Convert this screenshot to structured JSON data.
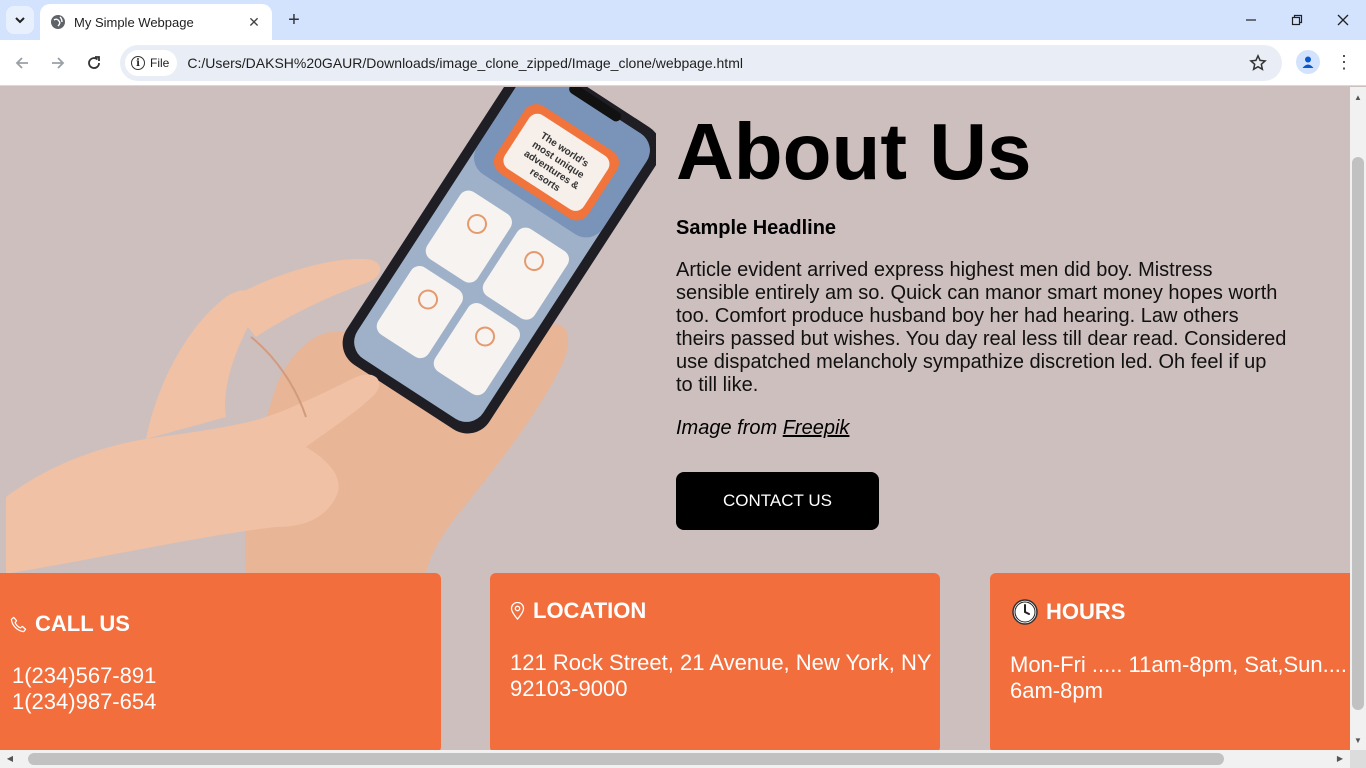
{
  "browser": {
    "tab_title": "My Simple Webpage",
    "chip_label": "File",
    "url": "C:/Users/DAKSH%20GAUR/Downloads/image_clone_zipped/Image_clone/webpage.html",
    "accent": "#d3e3fd"
  },
  "page": {
    "heading": "About Us",
    "subheading": "Sample Headline",
    "body": "Article evident arrived express highest men did boy. Mistress sensible entirely am so. Quick can manor smart money hopes worth too. Comfort produce husband boy her had hearing. Law others theirs passed but wishes. You day real less till dear read. Considered use dispatched melancholy sympathize discretion led. Oh feel if up to till like.",
    "credit_prefix": "Image from ",
    "credit_link": "Freepik",
    "button_label": "CONTACT US",
    "image_screen_text": "The world's most unique adventures & resorts"
  },
  "cards": {
    "call": {
      "title": "CALL US",
      "line1": "1(234)567-891",
      "line2": "1(234)987-654",
      "icon": "phone-icon"
    },
    "location": {
      "title": "LOCATION",
      "line1": "121 Rock Street, 21 Avenue, New York, NY",
      "line2": "92103-9000",
      "icon": "map-pin-icon"
    },
    "hours": {
      "title": "HOURS",
      "line1": "Mon-Fri ..... 11am-8pm, Sat,Sun....",
      "line2": "6am-8pm",
      "icon": "clock-icon"
    }
  },
  "colors": {
    "page_bg": "#cdbfbe",
    "card_bg": "#f26e3c",
    "button_bg": "#000000"
  }
}
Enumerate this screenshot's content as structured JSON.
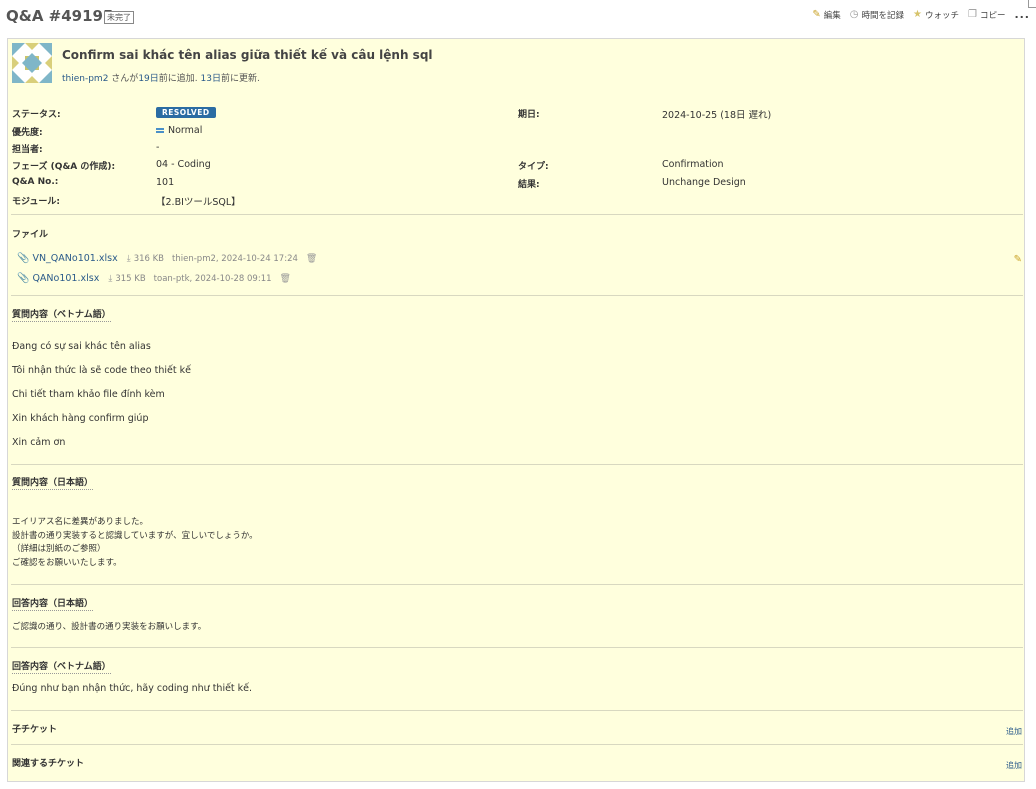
{
  "header": {
    "title": "Q&A #49195",
    "status_tag": "未完了",
    "actions": {
      "edit": "編集",
      "log_time": "時間を記録",
      "watch": "ウォッチ",
      "copy": "コピー",
      "more": "..."
    }
  },
  "issue": {
    "subject": "Confirm sai khác tên alias giữa thiết kế và câu lệnh sql",
    "author": "thien-pm2",
    "author_suffix": " さんが",
    "added_ago": "19日",
    "added_text": "前に追加. ",
    "updated_ago": "13日",
    "updated_text": "前に更新."
  },
  "attributes": {
    "status": {
      "label": "ステータス:",
      "value": "RESOLVED"
    },
    "priority": {
      "label": "優先度:",
      "value": "Normal"
    },
    "assignee": {
      "label": "担当者:",
      "value": "-"
    },
    "phase": {
      "label": "フェーズ (Q&A の作成):",
      "value": "04 - Coding"
    },
    "qa_no": {
      "label": "Q&A No.:",
      "value": "101"
    },
    "module": {
      "label": "モジュール:",
      "value": "【2.BIツールSQL】"
    },
    "due_date": {
      "label": "期日:",
      "value": "2024-10-25 (18日 遅れ)"
    },
    "type": {
      "label": "タイプ:",
      "value": "Confirmation"
    },
    "result": {
      "label": "結果:",
      "value": "Unchange Design"
    }
  },
  "files": {
    "title": "ファイル",
    "items": [
      {
        "name": "VN_QANo101.xlsx",
        "size": "316 KB",
        "meta": "thien-pm2, 2024-10-24 17:24"
      },
      {
        "name": "QANo101.xlsx",
        "size": "315 KB",
        "meta": "toan-ptk, 2024-10-28 09:11"
      }
    ]
  },
  "question_vn": {
    "title": "質問内容（ベトナム語）",
    "lines": [
      "Đang có sự sai khác tên alias",
      "Tôi nhận thức là sẽ code theo thiết kế",
      "Chi tiết tham khảo file đính kèm",
      "Xin khách hàng confirm giúp",
      "Xin cảm ơn"
    ]
  },
  "question_jp": {
    "title": "質問内容（日本語）",
    "lines": [
      "エイリアス名に差異がありました。",
      "設計書の通り実装すると認識していますが、宜しいでしょうか。",
      "（詳細は別紙のご参照）",
      "ご確認をお願いいたします。"
    ]
  },
  "answer_jp": {
    "title": "回答内容（日本語）",
    "text": "ご認識の通り、設計書の通り実装をお願いします。"
  },
  "answer_vn": {
    "title": "回答内容（ベトナム語）",
    "text": "Đúng như bạn nhận thức, hãy coding như thiết kế."
  },
  "subtasks": {
    "title": "子チケット",
    "add": "追加"
  },
  "related": {
    "title": "関連するチケット",
    "add": "追加"
  },
  "colors": {
    "panel_bg": "#ffffdd",
    "badge": "#2b6ca3",
    "link": "#2a5a8a"
  }
}
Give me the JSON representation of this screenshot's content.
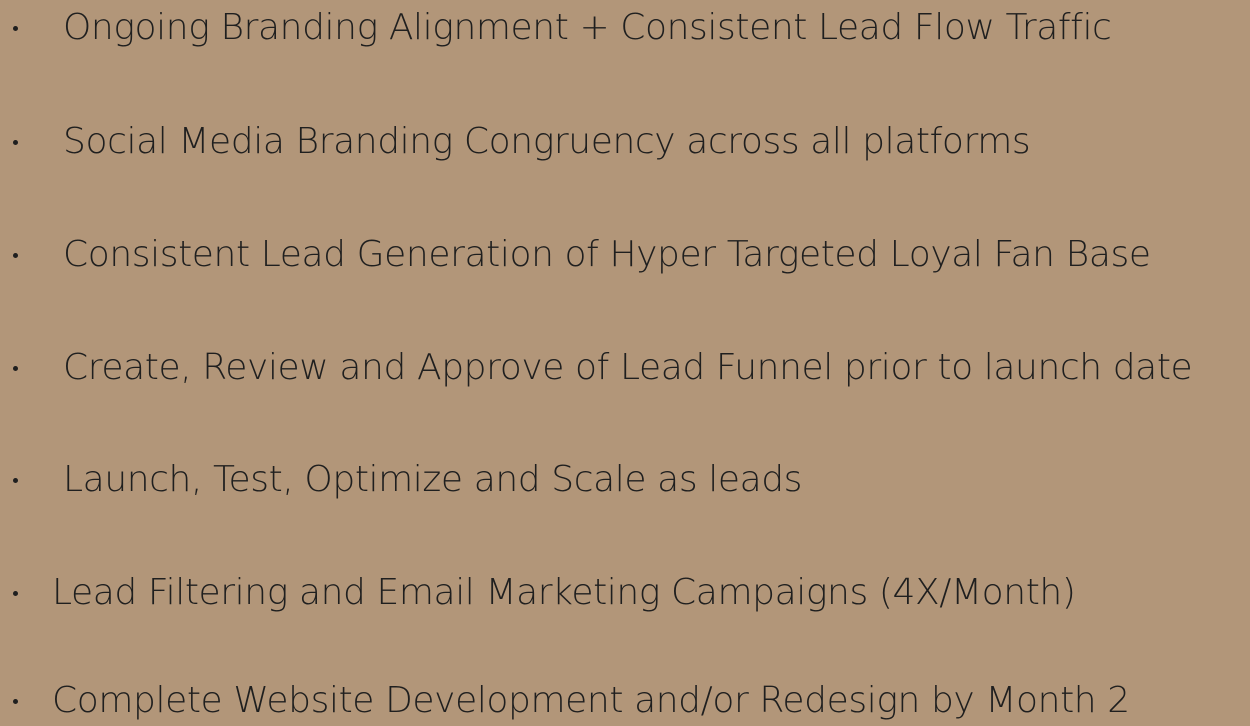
{
  "colors": {
    "background": "#b29679",
    "text": "#1f1f1f"
  },
  "items": [
    {
      "label": "Ongoing Branding Alignment + Consistent Lead Flow Traffic"
    },
    {
      "label": "Social Media Branding Congruency across all platforms"
    },
    {
      "label": "Consistent Lead Generation of Hyper Targeted Loyal Fan Base"
    },
    {
      "label": "Create, Review and Approve of Lead Funnel prior to launch date"
    },
    {
      "label": "Launch, Test, Optimize and Scale as leads"
    },
    {
      "label": "Lead Filtering and Email Marketing Campaigns (4X/Month)"
    },
    {
      "label": "Complete Website Development and/or Redesign by Month 2"
    }
  ]
}
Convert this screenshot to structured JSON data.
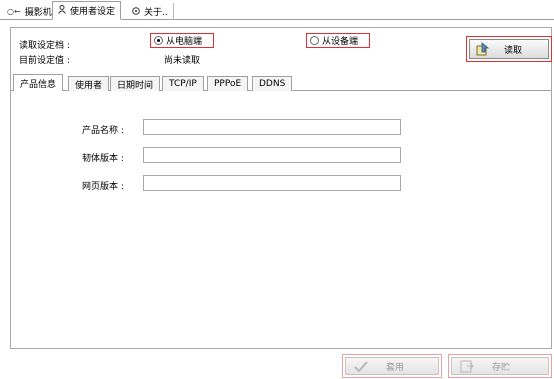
{
  "top_tabs": [
    {
      "label": "摄影机",
      "icon": "camera-icon"
    },
    {
      "label": "使用者设定",
      "icon": "user-icon"
    },
    {
      "label": "关于..",
      "icon": "info-icon"
    }
  ],
  "read_settings": {
    "label": "读取设定档 :",
    "option_pc": "从电脑端",
    "option_device": "从设备端",
    "selected": "option_pc",
    "read_button": "读取"
  },
  "current": {
    "label": "目前设定值 :",
    "value": "尚未读取"
  },
  "inner_tabs": [
    "产品信息",
    "使用者",
    "日期时间",
    "TCP/IP",
    "PPPoE",
    "DDNS"
  ],
  "product_info": {
    "name_label": "产品名称 :",
    "name_value": "",
    "firmware_label": "韧体版本 :",
    "firmware_value": "",
    "web_label": "网页版本 :",
    "web_value": ""
  },
  "footer": {
    "apply_label": "套用",
    "save_label": "存贮"
  }
}
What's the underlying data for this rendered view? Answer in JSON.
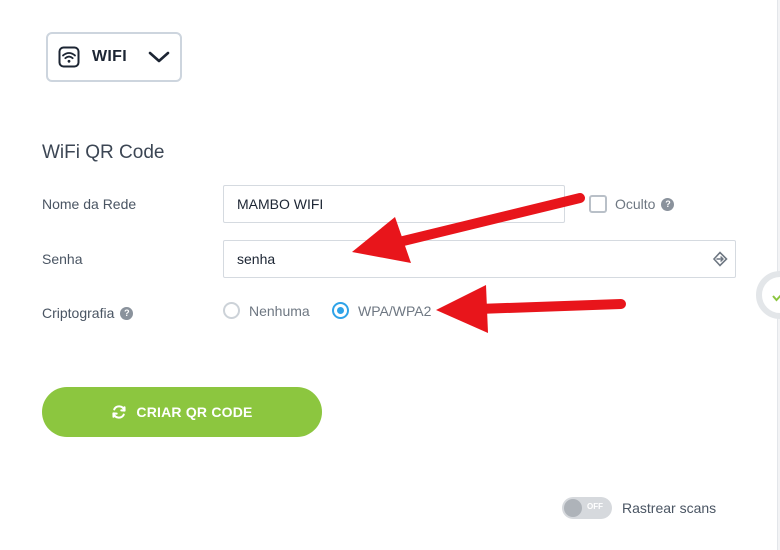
{
  "qr_type": {
    "label": "WIFI",
    "icon": "wifi-icon"
  },
  "form": {
    "title": "WiFi QR Code",
    "network_label": "Nome da Rede",
    "network_value": "MAMBO WIFI",
    "hidden_label": "Oculto",
    "hidden_checked": false,
    "password_label": "Senha",
    "password_value": "senha",
    "encryption_label": "Criptografia",
    "encryption_options": [
      "Nenhuma",
      "WPA/WPA2"
    ],
    "encryption_selected": "WPA/WPA2"
  },
  "create_button": {
    "label": "CRIAR QR CODE"
  },
  "track_scans": {
    "toggle_text": "OFF",
    "label": "Rastrear scans",
    "enabled": false
  },
  "colors": {
    "accent_green": "#8cc63f",
    "radio_blue": "#2fa3e8",
    "annotation_red": "#e8151b"
  }
}
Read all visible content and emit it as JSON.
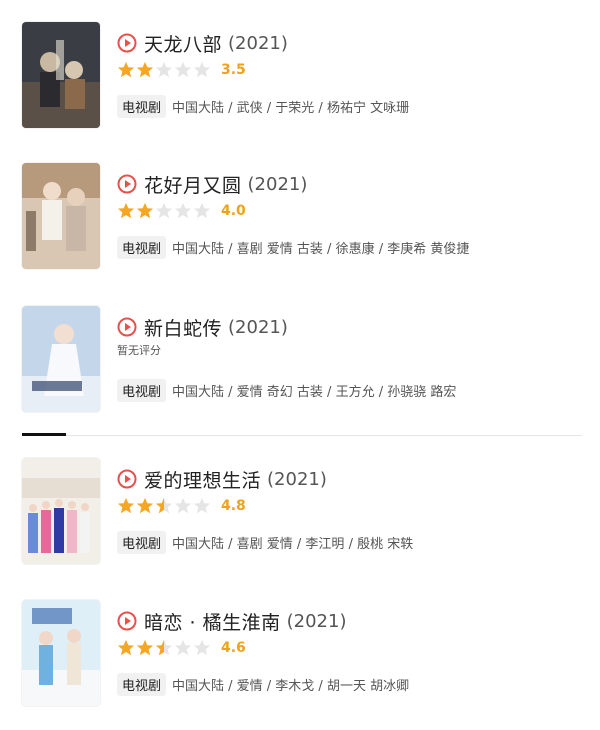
{
  "accent_color": "#e8504a",
  "star_color": "#f5a623",
  "items": [
    {
      "title": "天龙八部",
      "year": "(2021)",
      "rating": 3.5,
      "score": "3.5",
      "no_rating": "",
      "tag": "电视剧",
      "meta": "中国大陆 / 武侠 / 于荣光 / 杨祐宁 文咏珊",
      "stars_filled": 2,
      "poster_icon": "poster-tianlong"
    },
    {
      "title": "花好月又圆",
      "year": "(2021)",
      "rating": 4.0,
      "score": "4.0",
      "no_rating": "",
      "tag": "电视剧",
      "meta": "中国大陆 / 喜剧 爱情 古装 / 徐惠康 / 李庚希 黄俊捷",
      "stars_filled": 2,
      "poster_icon": "poster-huahao"
    },
    {
      "title": "新白蛇传",
      "year": "(2021)",
      "rating": null,
      "score": "",
      "no_rating": "暂无评分",
      "tag": "电视剧",
      "meta": "中国大陆 / 爱情 奇幻 古装 / 王方允 / 孙骁骁 路宏",
      "stars_filled": 0,
      "poster_icon": "poster-baishe"
    },
    {
      "title": "爱的理想生活",
      "year": "(2021)",
      "rating": 4.8,
      "score": "4.8",
      "no_rating": "",
      "tag": "电视剧",
      "meta": "中国大陆 / 喜剧 爱情 / 李江明 / 殷桃 宋轶",
      "stars_filled": 2.5,
      "poster_icon": "poster-aide"
    },
    {
      "title": "暗恋 · 橘生淮南",
      "year": "(2021)",
      "rating": 4.6,
      "score": "4.6",
      "no_rating": "",
      "tag": "电视剧",
      "meta": "中国大陆 / 爱情 / 李木戈 / 胡一天 胡冰卿",
      "stars_filled": 2.5,
      "poster_icon": "poster-anlian"
    }
  ]
}
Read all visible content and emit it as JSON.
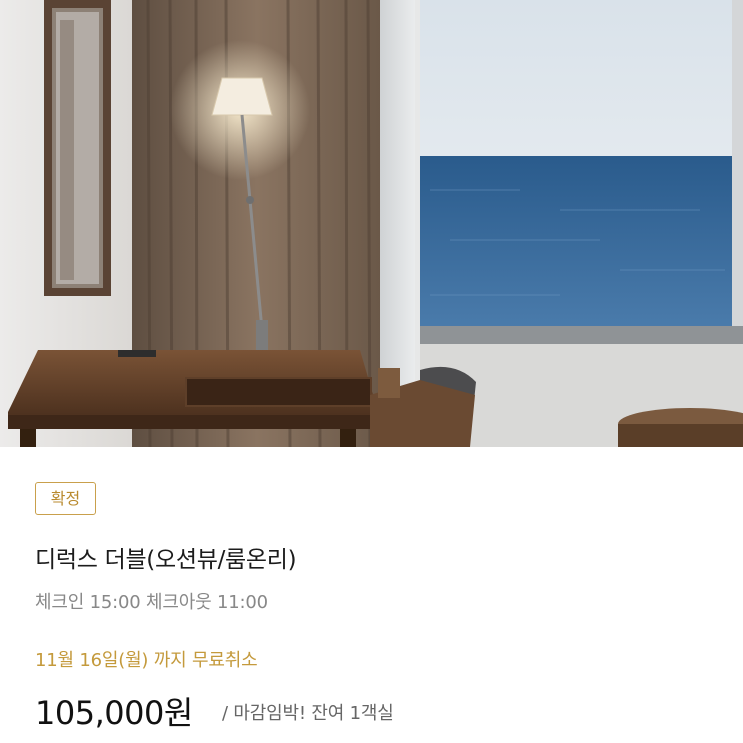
{
  "room": {
    "status_badge": "확정",
    "name": "디럭스 더블(오션뷰/룸온리)",
    "checkin_checkout": "체크인 15:00 체크아웃 11:00",
    "free_cancellation": "11월 16일(월) 까지 무료취소",
    "price": "105,000원",
    "availability_note": "/ 마감임박! 잔여 1객실"
  },
  "colors": {
    "accent_gold": "#c49a3c",
    "text_dark": "#1c1c1c",
    "text_gray": "#888888"
  }
}
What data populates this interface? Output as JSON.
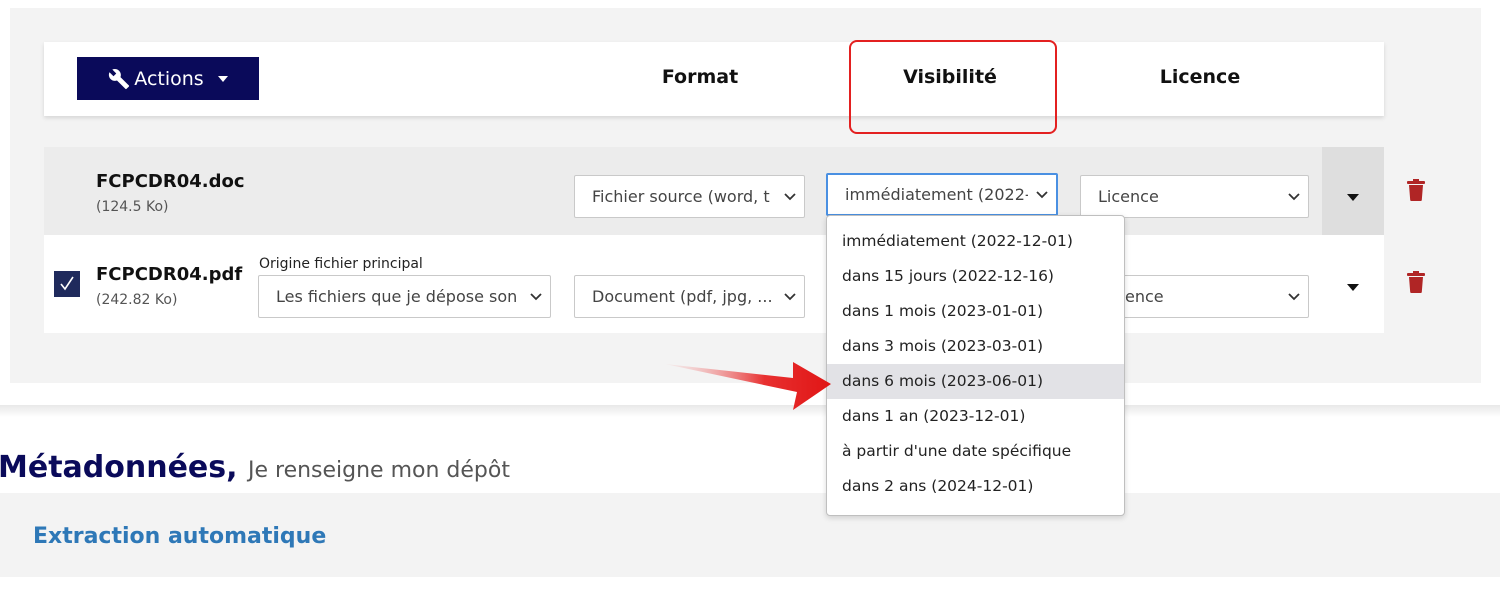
{
  "header": {
    "actions_label": "Actions",
    "columns": {
      "format": "Format",
      "visibility": "Visibilité",
      "licence": "Licence"
    }
  },
  "files": [
    {
      "name": "FCPCDR04.doc",
      "size": "(124.5 Ko)",
      "format": "Fichier source (word, t",
      "visibility": "immédiatement (2022-",
      "licence": "Licence"
    },
    {
      "name": "FCPCDR04.pdf",
      "size": "(242.82 Ko)",
      "checked": true,
      "origin_label": "Origine fichier principal",
      "origin": "Les fichiers que je dépose son",
      "format": "Document (pdf, jpg, ...",
      "licence": "ence"
    }
  ],
  "visibility_dropdown": {
    "options": [
      "immédiatement (2022-12-01)",
      "dans 15 jours (2022-12-16)",
      "dans 1 mois (2023-01-01)",
      "dans 3 mois (2023-03-01)",
      "dans 6 mois (2023-06-01)",
      "dans 1 an (2023-12-01)",
      "à partir d'une date spécifique",
      "dans 2 ans (2024-12-01)"
    ],
    "highlighted": "dans 6 mois (2023-06-01)"
  },
  "metadata": {
    "title": "Métadonnées,",
    "subtitle": "Je renseigne mon dépôt",
    "extraction_label": "Extraction automatique"
  },
  "colors": {
    "primary": "#0a0a5a",
    "highlight_border": "#e32020",
    "link_blue": "#2e78b7",
    "trash_red": "#b02525"
  }
}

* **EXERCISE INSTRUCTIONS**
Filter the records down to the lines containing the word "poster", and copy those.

* **YOUR RESPONSE**
      "poster_icon": "poster-tianlong"
      "poster_icon": "poster-huahao"
      "poster_icon": "poster-baishe"
      "poster_icon": "poster-aide"
      "poster_icon": "poster-anlian"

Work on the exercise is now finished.